Get breaking news alerts via email

Click here to manage your alerts
Bloomberg View: Afghans must grow their own democracy

Bloomberg View

First Published Jul 19 2014 01:01 am • Last Updated Jul 21 2014 05:06 pm

Dogged U.S. diplomacy kept alive, for now, the prospect of the first peaceful transition of power in Afghanistan. Yet for democracy to ever take root in Afghanistan’s stony soil, the effects of an earlier and less helpful U.S. intervention must be reversed.

Secretary of State John Kerry was in Kabul to resolve a dispute between former Foreign Minister Abdullah Abdullah and former Finance Minister Ashraf Ghani Ahmadzai, the two presidential candidates in a June 14 runoff who have each claimed victory amid allegations of voting fraud. Plans by Afghanistan’s election monitors to perform a partial audit of polling stations with higher-than-expected turnout failed to allay the fears of Abdullah, whom preliminary results put in second place; he threatened to form his own government. Kerry hammered out an agreement between the two men for an audit of all 8 million votes cast, with the certified winner to form a "government of national unity."

Join the Discussion
Post a Comment

Even a full-scale audit, supervised by monitors under the auspices of the United Nations, won’t eliminate the possibility of fraud. Still, it will shore up public faith in the voting process and the credibility of the winner.

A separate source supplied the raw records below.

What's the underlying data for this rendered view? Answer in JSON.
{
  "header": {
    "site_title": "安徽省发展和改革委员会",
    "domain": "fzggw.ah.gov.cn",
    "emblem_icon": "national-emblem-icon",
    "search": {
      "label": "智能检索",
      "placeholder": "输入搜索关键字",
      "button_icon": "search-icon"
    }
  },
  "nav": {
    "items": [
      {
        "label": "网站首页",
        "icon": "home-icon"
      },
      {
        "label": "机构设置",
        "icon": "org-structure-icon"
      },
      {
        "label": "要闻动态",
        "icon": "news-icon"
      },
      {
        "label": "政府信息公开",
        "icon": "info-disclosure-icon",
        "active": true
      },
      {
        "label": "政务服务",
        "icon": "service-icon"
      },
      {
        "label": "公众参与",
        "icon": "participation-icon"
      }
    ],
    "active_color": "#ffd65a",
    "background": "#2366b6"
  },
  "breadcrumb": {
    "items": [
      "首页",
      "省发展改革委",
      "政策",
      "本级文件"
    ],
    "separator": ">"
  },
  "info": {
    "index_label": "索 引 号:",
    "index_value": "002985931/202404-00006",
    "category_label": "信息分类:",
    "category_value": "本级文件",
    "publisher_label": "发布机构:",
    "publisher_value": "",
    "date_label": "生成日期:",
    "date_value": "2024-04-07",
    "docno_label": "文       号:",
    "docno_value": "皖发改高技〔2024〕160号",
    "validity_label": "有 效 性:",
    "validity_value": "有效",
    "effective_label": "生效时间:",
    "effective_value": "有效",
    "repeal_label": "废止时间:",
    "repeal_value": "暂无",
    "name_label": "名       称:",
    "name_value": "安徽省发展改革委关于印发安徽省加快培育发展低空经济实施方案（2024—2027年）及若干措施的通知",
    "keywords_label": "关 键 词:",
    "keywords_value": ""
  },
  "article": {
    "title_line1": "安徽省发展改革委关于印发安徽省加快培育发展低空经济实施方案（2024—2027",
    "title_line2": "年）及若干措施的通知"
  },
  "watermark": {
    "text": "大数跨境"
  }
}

Yet plans for a national unity government remain unclear. The loser may play the role of chief executive or de facto prime minister to the winner’s president; Cabinet positions and other nominees may either be formally allocated or the losing side would be able to nominate candidates "based on capacity, ability, qualification and expertise," as one representative from Ghani’s camp put it. The Afghan constitution may be amended in two years to create the position of prime minister, along with other reforms. In other words, the bazaar is very much open.

The good news is both candidates have experience that, on paper at least, might make them good leaders; both have agreed to sign a bilateral security agreement with the United States, which is crucial to a continued American military presence; and, last but not least, both seem to recognize that the winner-take-all model embodied in an all-powerful chief executive bodes ill for stability in a country riven by ethnicity and geography.

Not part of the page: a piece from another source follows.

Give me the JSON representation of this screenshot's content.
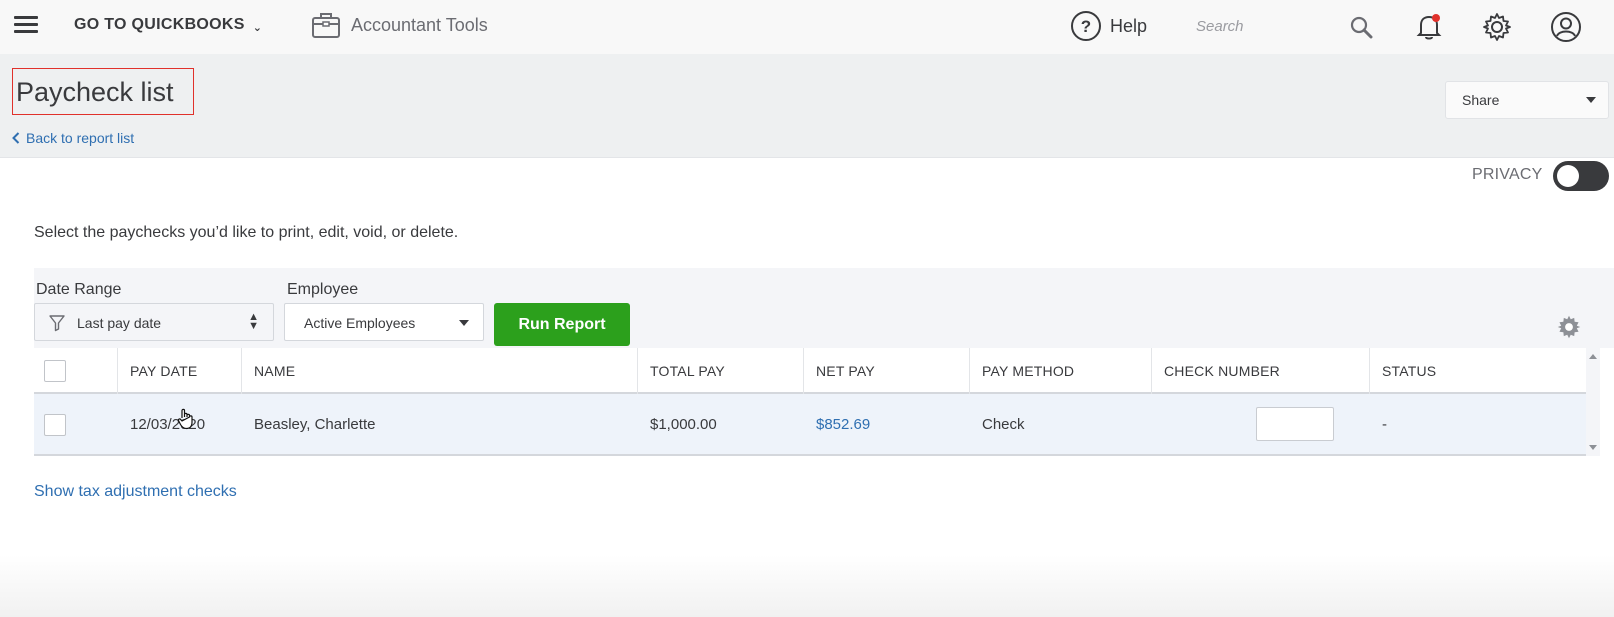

That was the system favored by the U.S. when the constitution was drafted. As a 2003 U.S. diplomatic cable reported, the U.S. ambassador told a French constitutional expert that "Afghanistan needed a strong President given all the vectors of power" and to avoid "endless crises." With U.S. support, then-President Hamid Karzai stripped out provisions for a prime minister in the draft constitution. He also arrogated to himself powers that made him, in effect, King Karzai, with the ability to appoint "high-ranking officials" and a big chunk of parliament. Karzai has used his powers to try to balance Afghanistan’s many ethnic factions, yet the country’s history suggests that strong central government has been the exception, not the rule, and is not to be confused with good governance.

In addition to creating the post of prime minister, Afghanistan’s next leaders would be wise to consider other changes that devolve power away from Kabul. Allowing direct elections for governors and district administrators, with term limits, would make them more responsive to local concerns; enabling these elected officials to raise and spend taxes locally would also advance that end. Encouraging the development of political parties, which Karzai has resisted, would in the long run both strengthen the functioning of parliament and weaken ethnic and regional power blocs.

"Democracy" — an abstract concept cynically invoked by Afghan politicians of all stripes, from monarchists to communists — still smells foreign to many Afghans. They want representative institutions that grant them some control over their own lives. They don’t want them imposed from outside or above. Whether the outside world likes it or not, Afghans have to decide what’s best for them largely on their own.

Copyright 2014 The Salt Lake Tribune. All rights reserved. This material may not be published, broadcast, rewritten or redistributed.

Top Reader Comments Read All Comments Post a Comment
Click here to read all comments   Click here to post a comment

About Reader Comments

Reader comments on sltrib.com are the opinions of the writer, not The Salt Lake Tribune. We will delete comments containing obscenities, personal attacks and inappropriate or offensive remarks. Flagrant or repeat violators will be banned. If you see an objectionable comment, please alert us by clicking the arrow on the upper right side of the comment and selecting "Flag comment as inappropriate". If you've recently registered with Disqus or aren't seeing your comments immediately, you may need to verify your email address. To do so, visit disqus.com/account.
See more about comments here.
Staying Connected
Contests and Promotions
  • Search Obituaries
  • Place an Obituary

  • Search Cars
  • Search Homes
  • Search Jobs
  • Search Marketplace
  • Search Legal Notices

  • Other Services
  • Advertise With Us
  • Subscribe to the Newspaper
  • Access your e-Edition
  • Frequently Asked Questions
  • Contact a newsroom staff member
  • Access the Trib Archives
  • Privacy Policy
  • Missing your paper? Need to place your paper on vacation hold? For this and any other subscription related needs, click here or call 801.204.6100.